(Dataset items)
________

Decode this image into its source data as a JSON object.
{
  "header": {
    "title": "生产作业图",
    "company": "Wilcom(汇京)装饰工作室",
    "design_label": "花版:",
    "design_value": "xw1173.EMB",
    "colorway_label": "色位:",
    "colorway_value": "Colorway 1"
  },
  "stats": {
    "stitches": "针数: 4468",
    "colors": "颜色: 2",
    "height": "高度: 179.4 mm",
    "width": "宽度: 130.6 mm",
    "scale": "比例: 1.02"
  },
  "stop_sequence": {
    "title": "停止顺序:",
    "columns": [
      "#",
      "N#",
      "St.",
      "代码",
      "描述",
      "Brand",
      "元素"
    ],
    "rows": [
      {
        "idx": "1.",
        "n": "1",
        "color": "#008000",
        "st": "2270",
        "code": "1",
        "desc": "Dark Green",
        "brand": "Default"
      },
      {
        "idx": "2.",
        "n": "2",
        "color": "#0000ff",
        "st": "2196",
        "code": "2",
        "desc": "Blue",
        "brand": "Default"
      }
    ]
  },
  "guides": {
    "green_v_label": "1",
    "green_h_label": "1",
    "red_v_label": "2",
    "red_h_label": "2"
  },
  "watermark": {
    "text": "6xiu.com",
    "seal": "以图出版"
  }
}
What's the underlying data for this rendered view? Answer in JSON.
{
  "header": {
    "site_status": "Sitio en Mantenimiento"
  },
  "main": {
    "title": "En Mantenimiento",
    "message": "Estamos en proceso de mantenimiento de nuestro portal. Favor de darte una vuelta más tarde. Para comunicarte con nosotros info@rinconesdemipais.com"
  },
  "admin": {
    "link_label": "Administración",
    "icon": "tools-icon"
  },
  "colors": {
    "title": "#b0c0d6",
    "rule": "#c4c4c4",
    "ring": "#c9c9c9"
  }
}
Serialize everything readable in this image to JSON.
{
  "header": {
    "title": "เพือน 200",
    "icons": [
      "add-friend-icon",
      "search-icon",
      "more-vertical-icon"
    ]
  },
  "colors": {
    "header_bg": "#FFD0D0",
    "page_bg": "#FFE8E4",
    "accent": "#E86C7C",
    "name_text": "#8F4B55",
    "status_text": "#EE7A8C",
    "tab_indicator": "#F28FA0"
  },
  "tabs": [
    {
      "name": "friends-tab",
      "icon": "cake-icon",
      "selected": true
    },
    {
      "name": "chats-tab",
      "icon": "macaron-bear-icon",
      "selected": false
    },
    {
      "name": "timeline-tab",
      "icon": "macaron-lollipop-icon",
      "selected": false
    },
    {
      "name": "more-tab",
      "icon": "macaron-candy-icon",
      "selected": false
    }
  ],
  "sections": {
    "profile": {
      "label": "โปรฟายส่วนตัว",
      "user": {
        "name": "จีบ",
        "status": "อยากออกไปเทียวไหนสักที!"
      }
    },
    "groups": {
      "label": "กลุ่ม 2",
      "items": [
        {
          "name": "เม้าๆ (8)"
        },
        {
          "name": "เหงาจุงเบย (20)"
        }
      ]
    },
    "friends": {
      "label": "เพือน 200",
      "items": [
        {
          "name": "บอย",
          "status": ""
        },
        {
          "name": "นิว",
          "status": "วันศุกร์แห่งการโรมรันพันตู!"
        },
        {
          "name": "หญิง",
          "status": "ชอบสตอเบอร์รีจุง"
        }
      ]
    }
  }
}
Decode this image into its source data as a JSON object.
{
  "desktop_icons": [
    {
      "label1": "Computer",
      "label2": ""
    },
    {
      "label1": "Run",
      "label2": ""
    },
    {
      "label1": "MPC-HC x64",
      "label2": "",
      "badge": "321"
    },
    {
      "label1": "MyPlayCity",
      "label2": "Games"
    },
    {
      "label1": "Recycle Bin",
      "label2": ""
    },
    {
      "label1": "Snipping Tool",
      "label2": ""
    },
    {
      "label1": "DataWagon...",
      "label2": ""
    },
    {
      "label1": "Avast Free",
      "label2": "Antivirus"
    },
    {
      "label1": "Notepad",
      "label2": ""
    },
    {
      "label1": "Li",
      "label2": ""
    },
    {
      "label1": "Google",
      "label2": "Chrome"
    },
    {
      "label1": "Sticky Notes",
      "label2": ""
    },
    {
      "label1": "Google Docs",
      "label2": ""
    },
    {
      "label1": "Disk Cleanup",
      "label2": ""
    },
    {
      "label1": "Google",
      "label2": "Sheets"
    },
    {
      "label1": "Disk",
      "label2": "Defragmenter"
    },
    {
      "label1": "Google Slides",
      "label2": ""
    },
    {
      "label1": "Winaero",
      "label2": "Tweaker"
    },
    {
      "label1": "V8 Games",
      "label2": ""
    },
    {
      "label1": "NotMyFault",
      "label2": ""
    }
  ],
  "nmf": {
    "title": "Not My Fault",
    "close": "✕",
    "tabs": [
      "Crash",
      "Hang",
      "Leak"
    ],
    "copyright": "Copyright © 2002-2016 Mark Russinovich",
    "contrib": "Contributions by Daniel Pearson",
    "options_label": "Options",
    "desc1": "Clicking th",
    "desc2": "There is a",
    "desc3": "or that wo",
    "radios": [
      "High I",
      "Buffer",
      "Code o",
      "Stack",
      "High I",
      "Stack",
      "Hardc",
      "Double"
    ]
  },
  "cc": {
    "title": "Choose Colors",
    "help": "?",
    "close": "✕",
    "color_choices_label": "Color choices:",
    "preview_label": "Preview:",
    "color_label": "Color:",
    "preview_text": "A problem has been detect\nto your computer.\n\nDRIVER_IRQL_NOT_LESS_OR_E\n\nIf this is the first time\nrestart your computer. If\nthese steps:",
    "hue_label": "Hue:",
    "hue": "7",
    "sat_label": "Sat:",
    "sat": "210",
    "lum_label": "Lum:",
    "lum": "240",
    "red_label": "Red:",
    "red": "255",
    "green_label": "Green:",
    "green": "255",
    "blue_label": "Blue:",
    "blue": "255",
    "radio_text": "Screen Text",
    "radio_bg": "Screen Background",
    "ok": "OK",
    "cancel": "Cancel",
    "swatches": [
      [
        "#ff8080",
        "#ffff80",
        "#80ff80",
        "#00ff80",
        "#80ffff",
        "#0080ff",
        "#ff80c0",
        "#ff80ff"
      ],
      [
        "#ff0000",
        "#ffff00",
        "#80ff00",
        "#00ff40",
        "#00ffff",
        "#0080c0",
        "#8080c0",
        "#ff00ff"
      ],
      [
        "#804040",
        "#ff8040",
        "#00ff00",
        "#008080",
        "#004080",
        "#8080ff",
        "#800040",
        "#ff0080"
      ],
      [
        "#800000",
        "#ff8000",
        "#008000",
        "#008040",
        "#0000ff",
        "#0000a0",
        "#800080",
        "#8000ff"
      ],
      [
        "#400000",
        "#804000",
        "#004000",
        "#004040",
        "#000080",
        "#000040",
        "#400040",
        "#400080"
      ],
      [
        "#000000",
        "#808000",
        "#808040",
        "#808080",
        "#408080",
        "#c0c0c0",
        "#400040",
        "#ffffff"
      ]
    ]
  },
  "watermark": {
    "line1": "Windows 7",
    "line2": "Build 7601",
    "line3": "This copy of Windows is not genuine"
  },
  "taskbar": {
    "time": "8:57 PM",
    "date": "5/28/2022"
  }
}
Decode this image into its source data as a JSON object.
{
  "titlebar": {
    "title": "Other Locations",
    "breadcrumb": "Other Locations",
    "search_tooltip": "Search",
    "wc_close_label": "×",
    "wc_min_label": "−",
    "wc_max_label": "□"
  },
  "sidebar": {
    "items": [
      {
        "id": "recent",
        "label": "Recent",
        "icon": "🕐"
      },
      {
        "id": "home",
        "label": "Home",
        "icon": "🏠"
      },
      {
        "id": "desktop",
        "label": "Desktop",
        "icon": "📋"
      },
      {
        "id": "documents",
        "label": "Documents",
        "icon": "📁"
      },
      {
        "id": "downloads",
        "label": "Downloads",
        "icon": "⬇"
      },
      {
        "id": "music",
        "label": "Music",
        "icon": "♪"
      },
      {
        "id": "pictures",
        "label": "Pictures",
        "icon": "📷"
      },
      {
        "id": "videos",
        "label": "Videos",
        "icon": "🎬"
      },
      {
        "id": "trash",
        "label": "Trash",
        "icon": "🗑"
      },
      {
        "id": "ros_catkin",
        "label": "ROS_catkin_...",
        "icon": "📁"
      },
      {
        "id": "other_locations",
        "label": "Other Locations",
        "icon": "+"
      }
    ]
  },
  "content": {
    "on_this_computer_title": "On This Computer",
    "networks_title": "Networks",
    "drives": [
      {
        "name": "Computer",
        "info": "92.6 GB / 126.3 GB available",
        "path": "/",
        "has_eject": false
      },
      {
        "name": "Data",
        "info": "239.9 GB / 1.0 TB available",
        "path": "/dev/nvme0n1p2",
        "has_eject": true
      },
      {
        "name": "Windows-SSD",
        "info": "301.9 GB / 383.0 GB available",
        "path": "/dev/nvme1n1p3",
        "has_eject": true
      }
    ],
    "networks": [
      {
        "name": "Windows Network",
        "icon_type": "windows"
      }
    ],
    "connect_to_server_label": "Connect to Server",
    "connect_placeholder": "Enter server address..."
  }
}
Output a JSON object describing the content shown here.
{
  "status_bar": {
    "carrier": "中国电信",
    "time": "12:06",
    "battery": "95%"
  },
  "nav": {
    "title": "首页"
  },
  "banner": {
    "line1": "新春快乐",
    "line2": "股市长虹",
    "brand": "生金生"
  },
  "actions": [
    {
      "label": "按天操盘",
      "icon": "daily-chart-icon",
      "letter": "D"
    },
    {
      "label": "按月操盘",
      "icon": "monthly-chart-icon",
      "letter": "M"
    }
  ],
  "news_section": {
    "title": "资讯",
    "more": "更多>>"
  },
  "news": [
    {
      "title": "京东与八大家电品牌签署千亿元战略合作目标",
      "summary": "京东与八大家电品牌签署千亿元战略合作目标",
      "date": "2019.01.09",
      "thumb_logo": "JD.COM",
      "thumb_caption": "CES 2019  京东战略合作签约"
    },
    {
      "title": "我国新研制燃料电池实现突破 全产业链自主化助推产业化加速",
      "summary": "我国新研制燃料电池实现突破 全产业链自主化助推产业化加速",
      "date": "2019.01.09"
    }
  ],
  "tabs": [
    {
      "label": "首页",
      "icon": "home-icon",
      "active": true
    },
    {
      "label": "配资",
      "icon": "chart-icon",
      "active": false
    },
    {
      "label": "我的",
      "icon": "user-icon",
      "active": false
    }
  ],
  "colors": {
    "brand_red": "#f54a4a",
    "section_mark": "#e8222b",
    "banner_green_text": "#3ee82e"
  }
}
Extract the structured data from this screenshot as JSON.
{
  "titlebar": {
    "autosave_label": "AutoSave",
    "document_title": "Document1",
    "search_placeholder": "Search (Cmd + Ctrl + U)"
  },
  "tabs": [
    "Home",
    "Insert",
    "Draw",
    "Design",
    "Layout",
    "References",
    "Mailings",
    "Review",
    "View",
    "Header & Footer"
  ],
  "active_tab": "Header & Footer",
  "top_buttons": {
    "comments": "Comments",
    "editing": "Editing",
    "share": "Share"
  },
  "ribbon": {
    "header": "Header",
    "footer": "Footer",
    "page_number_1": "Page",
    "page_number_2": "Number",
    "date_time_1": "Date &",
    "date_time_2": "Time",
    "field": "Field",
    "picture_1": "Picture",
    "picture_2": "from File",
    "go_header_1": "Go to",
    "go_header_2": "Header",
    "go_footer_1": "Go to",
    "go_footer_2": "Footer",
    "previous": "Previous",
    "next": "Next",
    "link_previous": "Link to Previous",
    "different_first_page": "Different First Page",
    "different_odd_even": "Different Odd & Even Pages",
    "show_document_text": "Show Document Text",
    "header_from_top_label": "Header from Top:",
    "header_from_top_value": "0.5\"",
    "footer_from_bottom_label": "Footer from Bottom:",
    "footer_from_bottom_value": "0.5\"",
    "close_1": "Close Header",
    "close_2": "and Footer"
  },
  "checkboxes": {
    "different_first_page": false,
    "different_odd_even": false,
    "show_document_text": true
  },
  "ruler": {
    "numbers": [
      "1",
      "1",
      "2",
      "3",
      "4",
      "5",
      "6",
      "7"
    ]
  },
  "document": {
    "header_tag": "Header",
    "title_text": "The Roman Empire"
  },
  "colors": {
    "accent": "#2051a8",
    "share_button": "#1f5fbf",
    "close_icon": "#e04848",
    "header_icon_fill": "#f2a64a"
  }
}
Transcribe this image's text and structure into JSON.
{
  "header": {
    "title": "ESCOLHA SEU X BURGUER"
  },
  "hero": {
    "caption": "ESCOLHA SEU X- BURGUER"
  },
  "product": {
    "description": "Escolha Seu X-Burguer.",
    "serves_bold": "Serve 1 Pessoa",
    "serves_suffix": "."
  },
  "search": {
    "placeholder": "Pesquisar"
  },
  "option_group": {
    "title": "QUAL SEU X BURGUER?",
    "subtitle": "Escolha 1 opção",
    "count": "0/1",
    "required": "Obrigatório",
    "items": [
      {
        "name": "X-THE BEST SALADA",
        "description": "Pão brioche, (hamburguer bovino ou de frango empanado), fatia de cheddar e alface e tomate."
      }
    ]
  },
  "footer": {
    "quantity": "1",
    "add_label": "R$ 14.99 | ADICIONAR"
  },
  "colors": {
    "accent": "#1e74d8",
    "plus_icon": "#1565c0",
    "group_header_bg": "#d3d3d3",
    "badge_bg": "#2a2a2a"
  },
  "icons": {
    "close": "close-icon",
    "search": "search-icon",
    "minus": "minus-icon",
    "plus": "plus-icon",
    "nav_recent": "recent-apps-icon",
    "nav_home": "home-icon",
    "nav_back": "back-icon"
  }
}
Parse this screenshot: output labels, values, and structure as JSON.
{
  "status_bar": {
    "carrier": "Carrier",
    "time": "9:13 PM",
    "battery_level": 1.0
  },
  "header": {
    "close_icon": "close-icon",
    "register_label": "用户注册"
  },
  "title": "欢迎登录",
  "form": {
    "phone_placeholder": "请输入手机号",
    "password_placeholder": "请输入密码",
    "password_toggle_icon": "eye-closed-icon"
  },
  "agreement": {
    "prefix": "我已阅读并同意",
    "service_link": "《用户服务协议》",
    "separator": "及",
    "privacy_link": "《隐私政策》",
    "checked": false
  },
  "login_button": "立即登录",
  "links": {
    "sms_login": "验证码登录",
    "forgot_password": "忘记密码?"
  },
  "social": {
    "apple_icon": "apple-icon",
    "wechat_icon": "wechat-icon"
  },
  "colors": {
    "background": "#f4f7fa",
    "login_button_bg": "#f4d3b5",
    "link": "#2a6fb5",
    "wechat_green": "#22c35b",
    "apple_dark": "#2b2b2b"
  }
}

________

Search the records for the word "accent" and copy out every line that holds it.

    "accent": "#E86C7C",
    "accent": "#2051a8",
    "accent": "#1e74d8",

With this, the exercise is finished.